    • Ethics, bias and politics. If you accept a brown envelope, if you accept transport or other facilitation from a news source, if you decide to do a story (or NOT to do a story) because it involves the political party you support, or because it involves your cousin – well, you are surely NOT working for the readers. And guess what? They will figure that out. Maybe not tomorrow, or the next day, but the word will get around.
  5. Make it USEFUL. This is related to the concept of working for readers, but takes it into a more active stage. When they read one of our stories, readers often want to know what they can DO as a result. We should help them out. Where is the hearing being held? Who can you contact for more information about the project, or to get involved? What time is the concert beginning? How much does that new product cost? When will the road construction be completed, and where will the delays be happening? Every sort of story can benefit from “useful” information – and often, you present it most effectively by pulling it out as a box.
  6. Show, don’t just tell. This is for all aspects of a story. Make sure the reporting uses multiple sources and gathers visual or other sensory detail as well as dry facts. Make sure the writing captures those details and turns them into quick little descriptions that help the reader feel that he or she is there. Make sure the design and presentation include maps or other graphics that not only provide important information, but also tell the reader immediately where this story is happening, or what it is about. Make sure the photograph is a storytelling photograph, portraying some aspect of the theme of the story, not just a picture to prove that you were there. And use the caption to introduce contextual information – not just as a label for the people who happen to be in the picture.

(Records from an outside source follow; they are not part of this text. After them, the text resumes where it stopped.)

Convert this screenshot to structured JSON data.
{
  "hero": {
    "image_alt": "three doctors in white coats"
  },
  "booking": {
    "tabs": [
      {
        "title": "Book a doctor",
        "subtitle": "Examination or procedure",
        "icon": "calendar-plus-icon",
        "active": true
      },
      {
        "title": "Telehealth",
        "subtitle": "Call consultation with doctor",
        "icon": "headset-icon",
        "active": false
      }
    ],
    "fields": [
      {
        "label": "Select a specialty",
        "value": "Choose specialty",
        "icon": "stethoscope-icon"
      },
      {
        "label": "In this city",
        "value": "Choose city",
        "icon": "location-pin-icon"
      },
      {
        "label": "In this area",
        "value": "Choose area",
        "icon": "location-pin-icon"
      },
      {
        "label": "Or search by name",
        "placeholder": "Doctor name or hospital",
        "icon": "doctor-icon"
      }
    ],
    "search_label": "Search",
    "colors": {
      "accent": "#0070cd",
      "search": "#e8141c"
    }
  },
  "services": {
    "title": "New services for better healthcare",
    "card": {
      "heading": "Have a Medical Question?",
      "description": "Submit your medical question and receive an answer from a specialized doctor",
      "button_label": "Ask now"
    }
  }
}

  7. Make it clear – right at the top. Remember the 4-inch rule. If you haven’t given the readers a clear idea of what this story is about in that amount of space – about 100 words – you will probably lose them. This requires clearly understanding yourself what the story is about – and it requires that “ruthless” self-editing we talked about in training. It requires providing a context element where you might tell how this story connects to other events in the past, or what impact it might have on someone or something. Sound like a lot to accomplish in 100 words? Not really – if you don’t feel the need to include the title of every Deputy Sub-minister of the Department of Doing Nothing in your lead paragraph! Take the readers by the hand gently, and walk them into the story – using crisp, clean sentences. Then they’ll be prepared to handle whatever complexities you have to offer.
  8. Read it aloud. Everyone, from the reporter to the assigning editor to the sub-editor, should remember that this is THE single most powerful tool for checking the clarity of a story, the word usage, and the general structural flow. Not to mention the best way to tell whether you have one of the dreaded, gasping-for-breath, SUITCASE LEADS.
  9. someone says something, please: Let them just SAY it. Don’t say they “revealed” it. Don’t say they “claimed” it. Don’t say they “argued” it. The English language is full of confusing, convoluted words. But it has some extremely simple ones, too, and one of the simplest is: “said.” Don’t overuse it – you rarely need to repeat the attribution numerous times. But when someone says something, this is ALWAYS the word of choice (although it can occasionally be supplemented by neutral words such as “added”). Avoid ANY word that adds some judgment about whether the thing he is saying is true or anything else.
  10. Whether you are a reporter, a photographer, an editor, a sub-editor, or anyone else who has anything to do with what goes in the newspaper every day, please: Always remember to ask the two most important questions about stories, photos, headlines, graphics, and everything else: WHO CARES, and SO WHAT.